- What you need to do -
Among the following entries, say how many lines contain the word "JSON"; the answer is a number and nothing else.

[Source records]
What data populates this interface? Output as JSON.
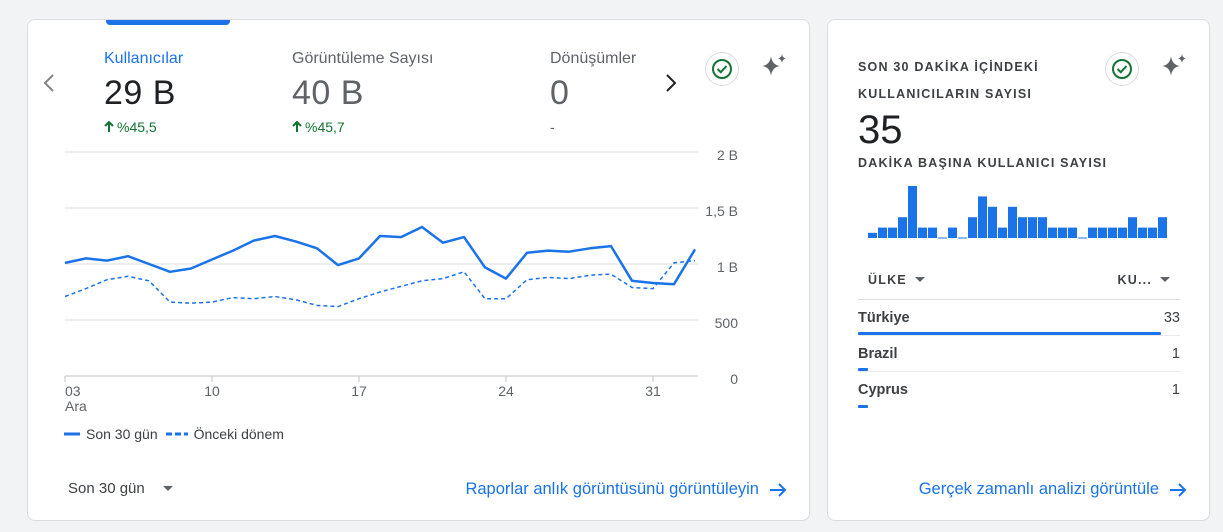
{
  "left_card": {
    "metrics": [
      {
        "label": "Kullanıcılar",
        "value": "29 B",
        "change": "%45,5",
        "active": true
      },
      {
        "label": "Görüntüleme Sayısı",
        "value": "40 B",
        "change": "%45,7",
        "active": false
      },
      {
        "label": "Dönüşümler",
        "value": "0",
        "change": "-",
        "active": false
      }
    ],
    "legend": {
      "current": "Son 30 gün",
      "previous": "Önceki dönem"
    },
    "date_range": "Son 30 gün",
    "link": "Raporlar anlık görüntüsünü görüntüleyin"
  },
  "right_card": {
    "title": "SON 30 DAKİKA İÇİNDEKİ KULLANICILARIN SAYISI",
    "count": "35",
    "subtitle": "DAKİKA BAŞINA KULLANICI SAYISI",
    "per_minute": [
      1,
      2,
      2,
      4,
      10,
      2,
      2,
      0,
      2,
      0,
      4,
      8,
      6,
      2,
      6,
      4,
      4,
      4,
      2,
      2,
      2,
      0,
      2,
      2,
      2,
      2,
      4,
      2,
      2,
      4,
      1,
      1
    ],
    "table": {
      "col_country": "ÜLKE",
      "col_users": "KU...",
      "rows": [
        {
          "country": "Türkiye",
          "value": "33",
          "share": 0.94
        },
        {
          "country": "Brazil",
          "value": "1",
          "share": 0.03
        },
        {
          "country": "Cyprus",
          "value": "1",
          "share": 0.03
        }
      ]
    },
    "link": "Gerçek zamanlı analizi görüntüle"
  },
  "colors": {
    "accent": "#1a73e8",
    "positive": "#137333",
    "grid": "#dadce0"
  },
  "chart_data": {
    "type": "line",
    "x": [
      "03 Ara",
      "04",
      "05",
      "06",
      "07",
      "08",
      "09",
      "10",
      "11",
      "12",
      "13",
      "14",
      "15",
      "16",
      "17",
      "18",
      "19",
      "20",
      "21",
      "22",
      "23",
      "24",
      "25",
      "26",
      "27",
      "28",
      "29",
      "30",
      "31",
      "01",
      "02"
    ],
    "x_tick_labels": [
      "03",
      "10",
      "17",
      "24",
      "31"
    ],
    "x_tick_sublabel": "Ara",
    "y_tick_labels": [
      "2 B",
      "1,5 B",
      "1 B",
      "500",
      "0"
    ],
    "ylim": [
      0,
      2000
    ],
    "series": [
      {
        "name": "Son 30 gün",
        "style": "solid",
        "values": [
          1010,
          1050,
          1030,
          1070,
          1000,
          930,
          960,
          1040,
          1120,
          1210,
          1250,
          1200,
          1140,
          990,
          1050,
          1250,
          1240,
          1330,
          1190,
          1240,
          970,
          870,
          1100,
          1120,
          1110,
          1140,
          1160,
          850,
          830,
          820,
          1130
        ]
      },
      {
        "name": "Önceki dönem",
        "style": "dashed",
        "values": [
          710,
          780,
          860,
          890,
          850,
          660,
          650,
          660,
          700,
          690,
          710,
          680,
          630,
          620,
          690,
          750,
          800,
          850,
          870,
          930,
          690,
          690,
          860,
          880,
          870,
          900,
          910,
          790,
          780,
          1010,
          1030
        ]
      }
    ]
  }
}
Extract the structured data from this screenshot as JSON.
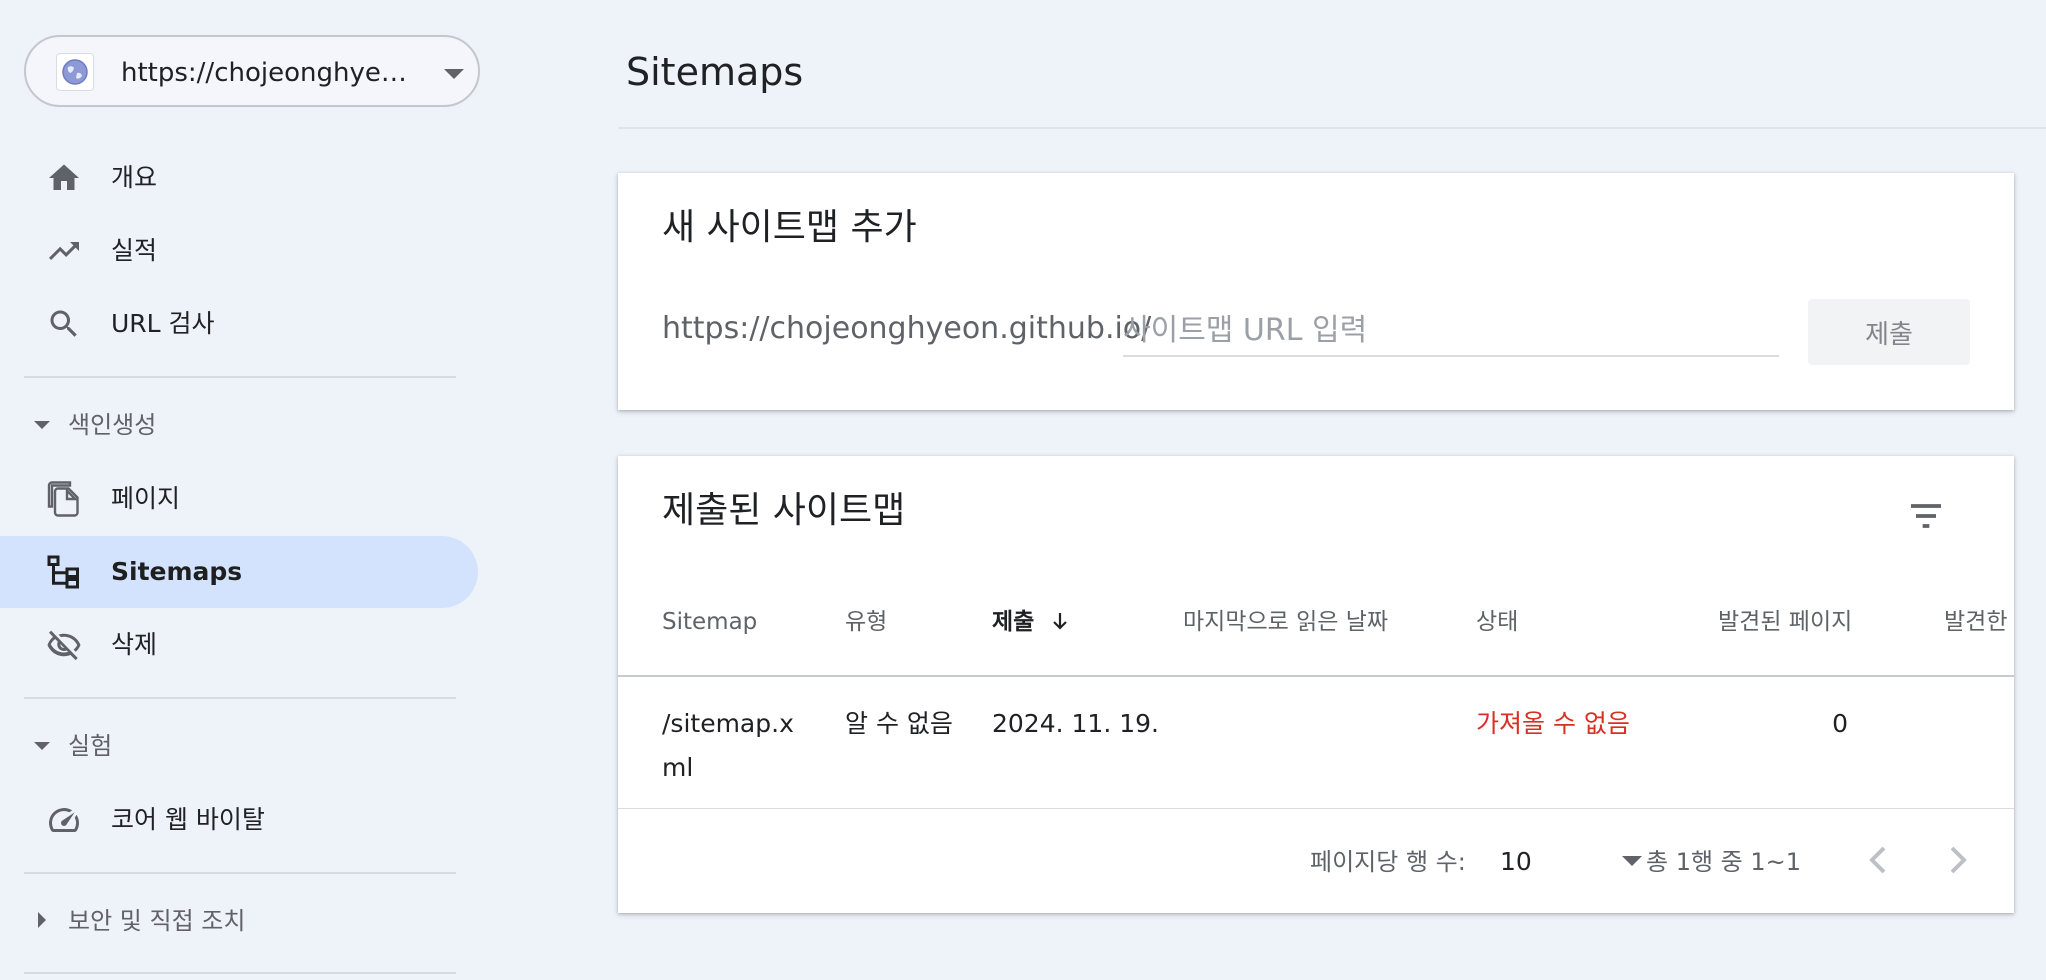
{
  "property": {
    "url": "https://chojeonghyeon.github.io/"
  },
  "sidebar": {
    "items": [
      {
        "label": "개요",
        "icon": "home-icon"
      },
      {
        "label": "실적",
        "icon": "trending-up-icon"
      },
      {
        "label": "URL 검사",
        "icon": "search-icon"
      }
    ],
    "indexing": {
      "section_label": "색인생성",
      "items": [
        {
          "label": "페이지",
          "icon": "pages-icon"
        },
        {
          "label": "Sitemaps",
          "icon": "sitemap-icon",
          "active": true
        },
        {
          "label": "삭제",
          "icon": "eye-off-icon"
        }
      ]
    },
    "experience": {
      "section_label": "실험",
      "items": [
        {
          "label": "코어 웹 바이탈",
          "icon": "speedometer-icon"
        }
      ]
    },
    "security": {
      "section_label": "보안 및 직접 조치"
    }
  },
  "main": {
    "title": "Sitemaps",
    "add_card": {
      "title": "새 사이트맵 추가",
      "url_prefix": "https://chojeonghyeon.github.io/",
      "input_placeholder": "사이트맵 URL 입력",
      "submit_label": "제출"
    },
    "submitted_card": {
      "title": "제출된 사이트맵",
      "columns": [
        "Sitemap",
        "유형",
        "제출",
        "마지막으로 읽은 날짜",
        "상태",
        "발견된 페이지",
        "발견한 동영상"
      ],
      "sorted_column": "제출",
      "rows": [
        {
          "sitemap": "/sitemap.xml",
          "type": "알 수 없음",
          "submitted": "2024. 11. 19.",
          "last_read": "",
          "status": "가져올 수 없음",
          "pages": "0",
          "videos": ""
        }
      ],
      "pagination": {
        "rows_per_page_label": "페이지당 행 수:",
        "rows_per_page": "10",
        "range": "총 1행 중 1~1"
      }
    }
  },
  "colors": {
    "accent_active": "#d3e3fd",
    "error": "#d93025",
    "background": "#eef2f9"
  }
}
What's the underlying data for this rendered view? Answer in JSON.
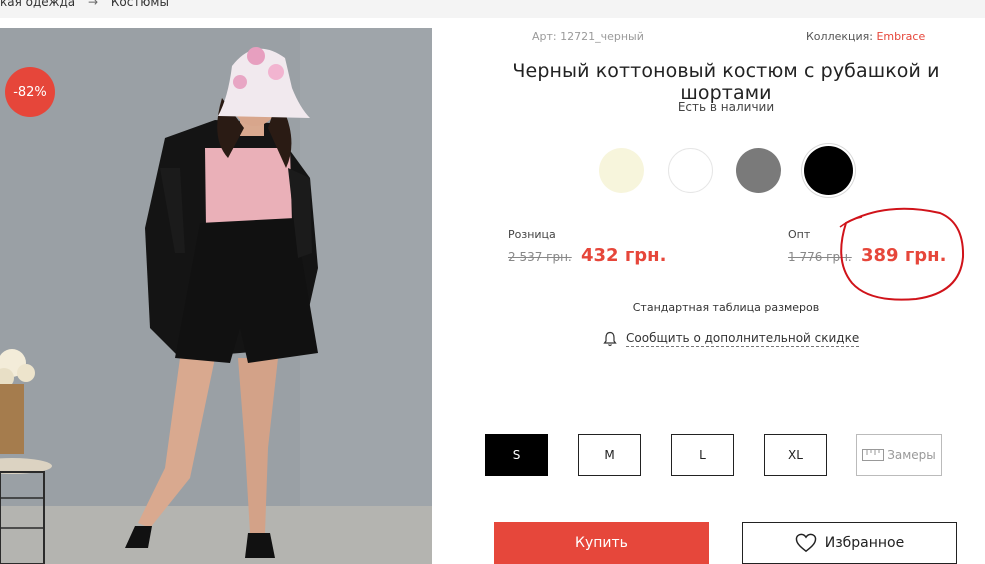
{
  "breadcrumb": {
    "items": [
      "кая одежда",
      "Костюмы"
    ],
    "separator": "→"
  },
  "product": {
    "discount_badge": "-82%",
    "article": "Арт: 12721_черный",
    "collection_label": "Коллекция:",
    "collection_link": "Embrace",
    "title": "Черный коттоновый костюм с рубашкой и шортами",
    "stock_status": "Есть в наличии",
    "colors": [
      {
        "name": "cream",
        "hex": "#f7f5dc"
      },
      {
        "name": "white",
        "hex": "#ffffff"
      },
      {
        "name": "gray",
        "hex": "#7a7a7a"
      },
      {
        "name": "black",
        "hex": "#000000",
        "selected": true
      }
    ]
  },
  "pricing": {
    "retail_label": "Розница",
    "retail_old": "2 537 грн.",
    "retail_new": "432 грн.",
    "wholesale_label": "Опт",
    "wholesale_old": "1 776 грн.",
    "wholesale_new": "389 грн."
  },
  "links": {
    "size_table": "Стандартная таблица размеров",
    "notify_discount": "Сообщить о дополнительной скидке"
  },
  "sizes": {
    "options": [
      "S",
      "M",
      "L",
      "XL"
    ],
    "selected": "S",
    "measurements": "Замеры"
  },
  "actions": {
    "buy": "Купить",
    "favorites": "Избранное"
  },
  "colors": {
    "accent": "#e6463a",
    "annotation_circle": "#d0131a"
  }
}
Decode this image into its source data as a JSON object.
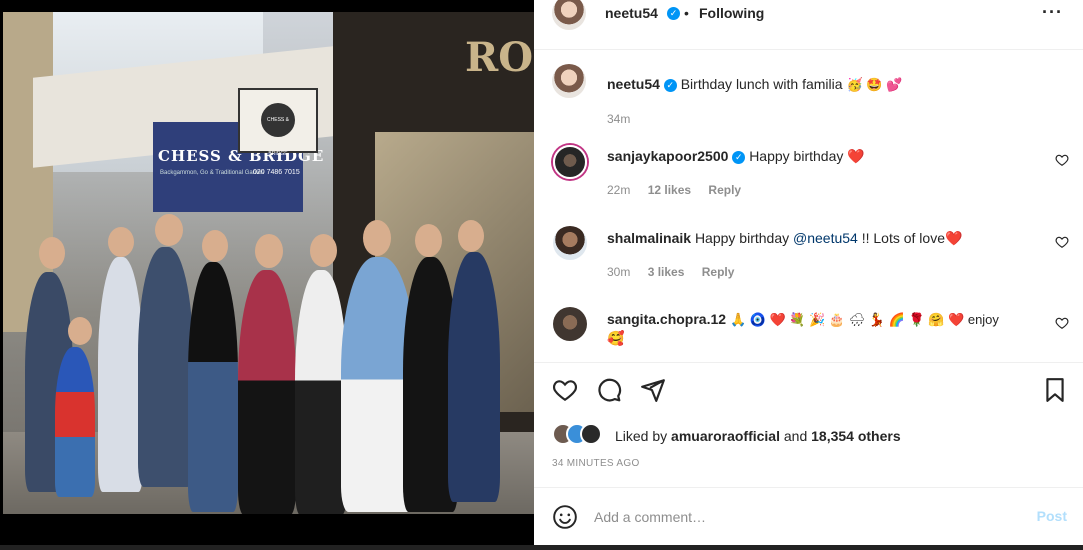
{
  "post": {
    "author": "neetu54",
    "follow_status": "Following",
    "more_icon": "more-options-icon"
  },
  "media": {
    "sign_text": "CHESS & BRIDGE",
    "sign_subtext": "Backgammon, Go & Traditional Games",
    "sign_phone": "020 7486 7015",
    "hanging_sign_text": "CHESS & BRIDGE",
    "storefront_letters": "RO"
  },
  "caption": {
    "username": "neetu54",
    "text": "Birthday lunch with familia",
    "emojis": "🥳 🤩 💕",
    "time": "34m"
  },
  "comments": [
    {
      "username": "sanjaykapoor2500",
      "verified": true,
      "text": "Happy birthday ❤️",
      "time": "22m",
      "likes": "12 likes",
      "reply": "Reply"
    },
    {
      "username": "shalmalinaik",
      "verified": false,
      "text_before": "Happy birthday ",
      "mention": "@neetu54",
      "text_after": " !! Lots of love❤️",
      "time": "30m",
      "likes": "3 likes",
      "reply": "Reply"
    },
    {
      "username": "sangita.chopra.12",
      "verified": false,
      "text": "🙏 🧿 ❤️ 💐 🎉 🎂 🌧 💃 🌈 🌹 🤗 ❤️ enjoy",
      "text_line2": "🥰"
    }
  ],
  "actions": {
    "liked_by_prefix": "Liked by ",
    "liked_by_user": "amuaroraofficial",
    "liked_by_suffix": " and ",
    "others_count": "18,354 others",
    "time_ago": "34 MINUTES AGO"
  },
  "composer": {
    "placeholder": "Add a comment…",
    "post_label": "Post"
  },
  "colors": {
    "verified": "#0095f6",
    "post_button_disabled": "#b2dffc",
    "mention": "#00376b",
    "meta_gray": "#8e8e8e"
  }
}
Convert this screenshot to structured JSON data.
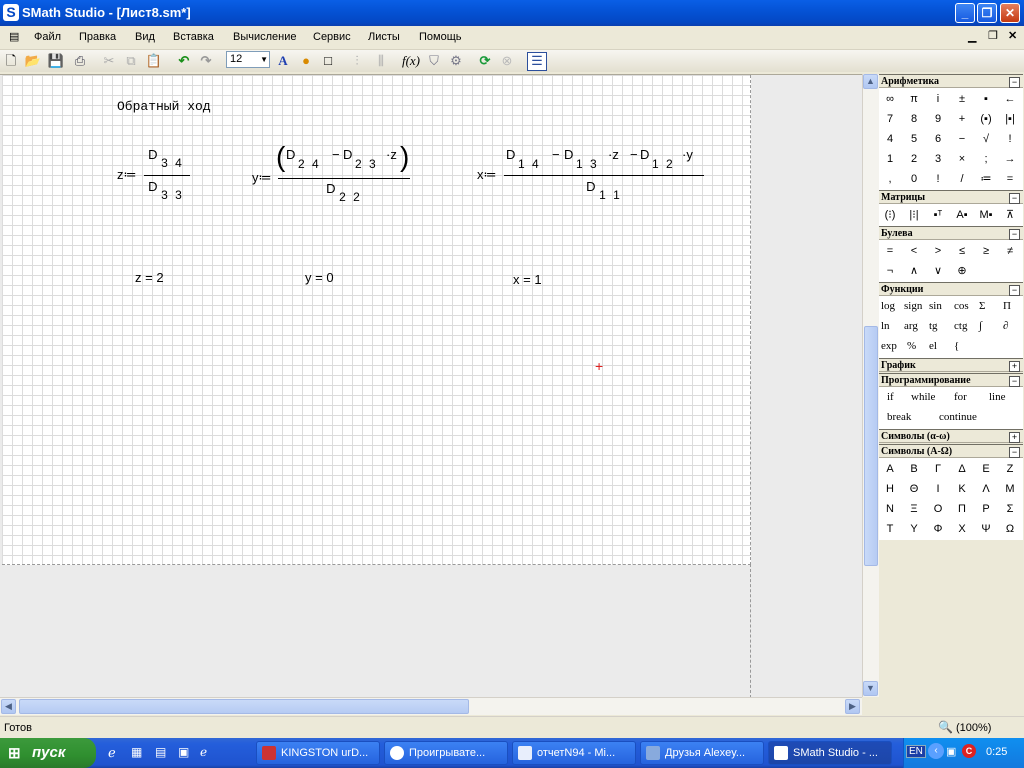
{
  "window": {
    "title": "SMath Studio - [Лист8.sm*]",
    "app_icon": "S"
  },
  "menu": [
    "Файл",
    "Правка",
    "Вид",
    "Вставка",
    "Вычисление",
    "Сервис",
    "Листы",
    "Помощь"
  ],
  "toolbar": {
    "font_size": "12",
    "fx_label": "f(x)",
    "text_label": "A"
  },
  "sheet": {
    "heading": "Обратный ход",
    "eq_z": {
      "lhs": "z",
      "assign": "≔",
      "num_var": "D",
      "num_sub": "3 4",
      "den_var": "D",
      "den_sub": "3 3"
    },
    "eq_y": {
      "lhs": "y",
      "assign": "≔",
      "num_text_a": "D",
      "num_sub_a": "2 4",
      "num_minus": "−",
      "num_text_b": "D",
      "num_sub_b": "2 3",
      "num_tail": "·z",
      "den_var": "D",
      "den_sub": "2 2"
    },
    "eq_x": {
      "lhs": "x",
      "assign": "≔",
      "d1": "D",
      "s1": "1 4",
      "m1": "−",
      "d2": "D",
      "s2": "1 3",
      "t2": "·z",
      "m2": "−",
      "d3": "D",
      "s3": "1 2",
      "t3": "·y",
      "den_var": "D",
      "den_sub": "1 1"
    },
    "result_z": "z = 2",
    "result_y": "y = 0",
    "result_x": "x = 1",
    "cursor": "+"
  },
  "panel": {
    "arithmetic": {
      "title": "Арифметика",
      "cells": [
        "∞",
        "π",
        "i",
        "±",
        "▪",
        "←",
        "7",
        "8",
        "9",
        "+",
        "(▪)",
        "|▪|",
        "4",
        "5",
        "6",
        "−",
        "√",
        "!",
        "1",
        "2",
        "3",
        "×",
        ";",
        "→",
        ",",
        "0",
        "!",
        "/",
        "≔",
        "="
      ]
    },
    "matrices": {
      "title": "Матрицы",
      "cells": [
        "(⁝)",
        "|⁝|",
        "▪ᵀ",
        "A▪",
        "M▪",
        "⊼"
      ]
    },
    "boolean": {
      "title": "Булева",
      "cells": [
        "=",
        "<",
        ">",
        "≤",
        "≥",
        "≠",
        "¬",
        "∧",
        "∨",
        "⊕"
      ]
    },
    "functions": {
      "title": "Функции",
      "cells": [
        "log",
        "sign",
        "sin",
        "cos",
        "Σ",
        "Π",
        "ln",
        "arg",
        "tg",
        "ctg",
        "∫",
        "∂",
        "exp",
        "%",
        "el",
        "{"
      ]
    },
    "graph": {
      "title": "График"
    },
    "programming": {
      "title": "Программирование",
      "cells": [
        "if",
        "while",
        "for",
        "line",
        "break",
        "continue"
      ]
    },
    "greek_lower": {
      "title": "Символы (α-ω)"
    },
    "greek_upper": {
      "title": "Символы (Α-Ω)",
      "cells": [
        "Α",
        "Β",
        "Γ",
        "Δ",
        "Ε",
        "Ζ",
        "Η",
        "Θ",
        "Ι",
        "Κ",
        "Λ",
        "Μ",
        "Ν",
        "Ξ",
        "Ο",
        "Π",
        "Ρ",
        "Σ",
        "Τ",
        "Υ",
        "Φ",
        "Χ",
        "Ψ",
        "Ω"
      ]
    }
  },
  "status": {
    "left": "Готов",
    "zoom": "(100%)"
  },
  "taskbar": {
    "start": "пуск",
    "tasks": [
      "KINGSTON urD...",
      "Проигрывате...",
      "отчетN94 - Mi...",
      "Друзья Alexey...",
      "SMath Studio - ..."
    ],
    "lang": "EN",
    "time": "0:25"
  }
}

- Written solution -
5